Japan was hit by more bad economic news yesterday as rising energy costs shaved the current account surplus and wholesale prices grew at their fastest pace in nearly three decades.
The data was released as Japan’s ruling Liberal Democratic Party launched a race to pick the next prime minister, with the health of the world’s second-largest economy emerging as the top issue.
With the cost of imports hitting a record high, the current account surplus fell 17.3 percent in July from a year ago to ¥1.53 trillion (US$14.29 billion), the finance ministry said.
Analysts said that the figure clouded the prospect of Japan’s economy, which contracted in the second quarter, expanding anytime soon.
“Exports are losing luster as the global economy deteriorates, including in US and Europe — and not excluding Asia, which is showing signs it is flagging,” Dai-Ichi Life Research Institute senior economist Toshihiro Nagahama told Dow Jones Newswires.
“The weak trend of exports is set to continue with the world’s economy expected to worsen even more. Japan’s economic weakness is probably here to stay until at least the end of the current fiscal year,” he said.
The trade surplus fell 69.8 percent to ¥232.2 billion. Japan’s exports rose 8.7 percent to ¥7.29 trillion, but imports jumped 18.9 percent to a record-high ¥7.06 trillion, the finance ministry said.
The value of imports was inflated by the rising cost of energy in Japan, which has virtually no fossil fuel resources on its own.
Crude oil imports rose 69.2 percent to ¥733.8 billion, coal imports more than doubled to ¥174.0 billion and liquid natural gas imports rose 59.3 percent to ¥155.0 billion.
The raw material prices have also triggered a spike in costs of merchandise for consumers — prompting worries about inflation in an economy that for the past decade had instead been battling against deflation.

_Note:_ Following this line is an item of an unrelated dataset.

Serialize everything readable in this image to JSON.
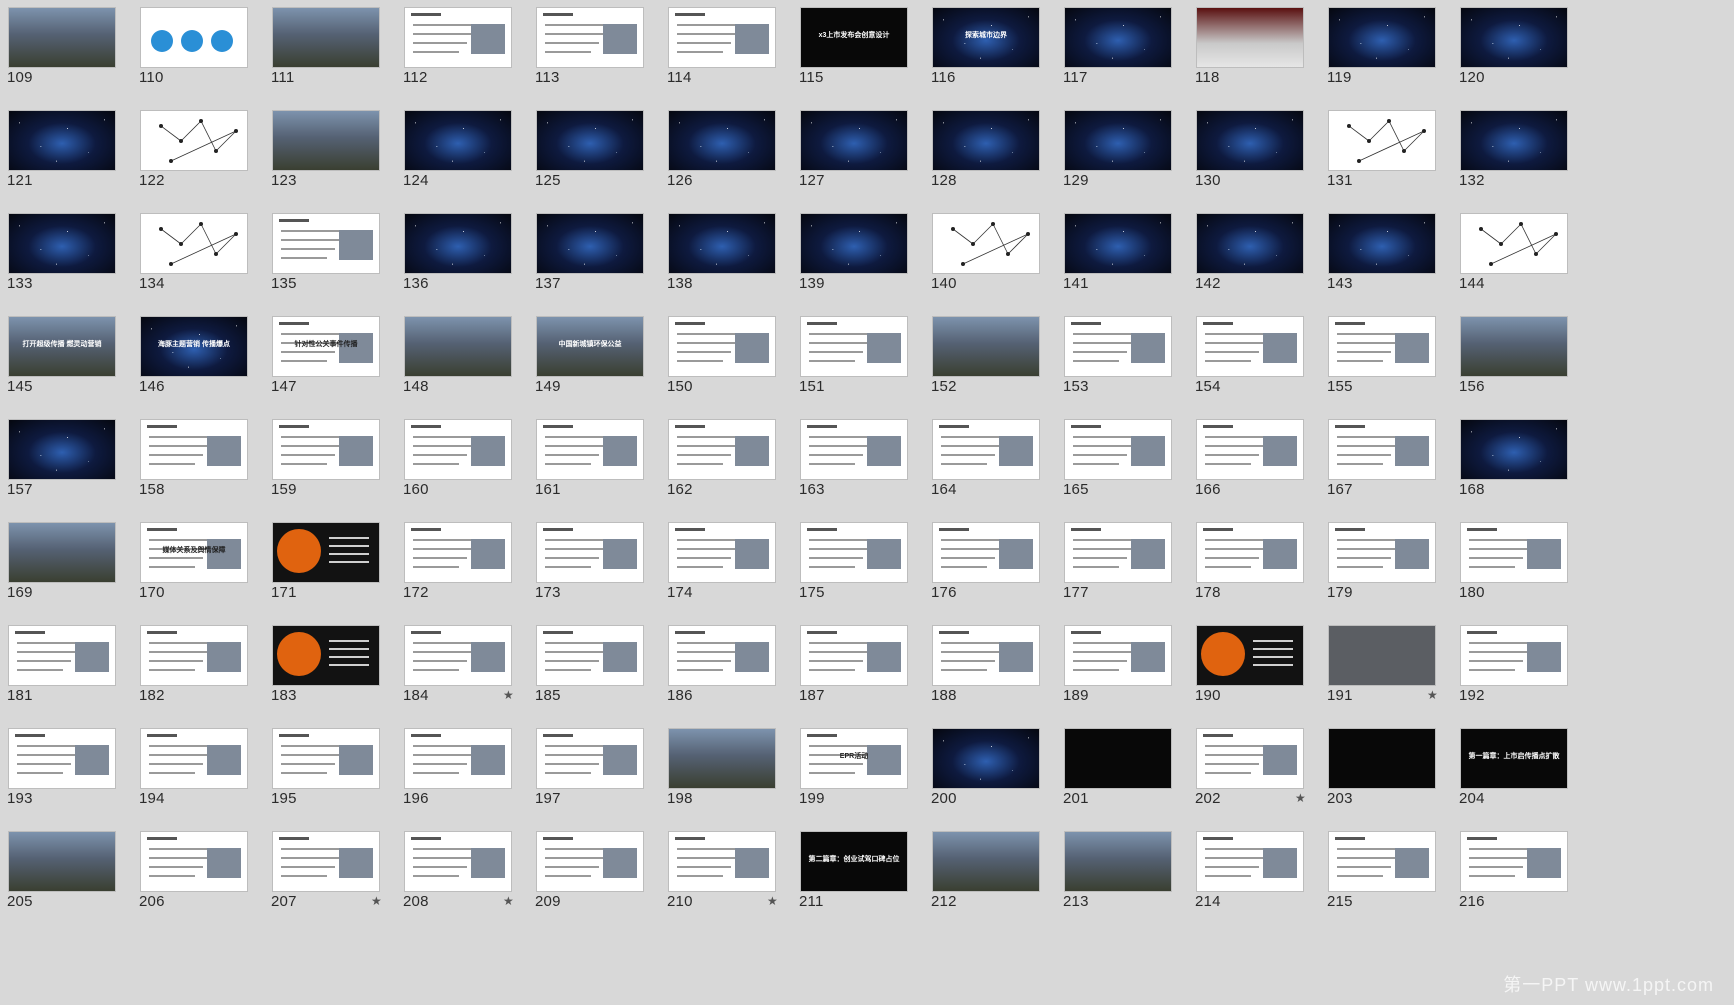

Japan’s wholesale prices shot up 7.2 percent last month from a year earlier, growing at the fastest pace in 27 years on higher energy costs, central bank figures showed.
The figure was higher than market expectations of a 7.1 percent increase but a notch down from a revised 7.3 percent rise in the previous month, the Bank of Japan said.
It was the fastest-pace increase since an 8.1 percent rise in January 1981, when the country was reeling from the second oil crisis, the bank said.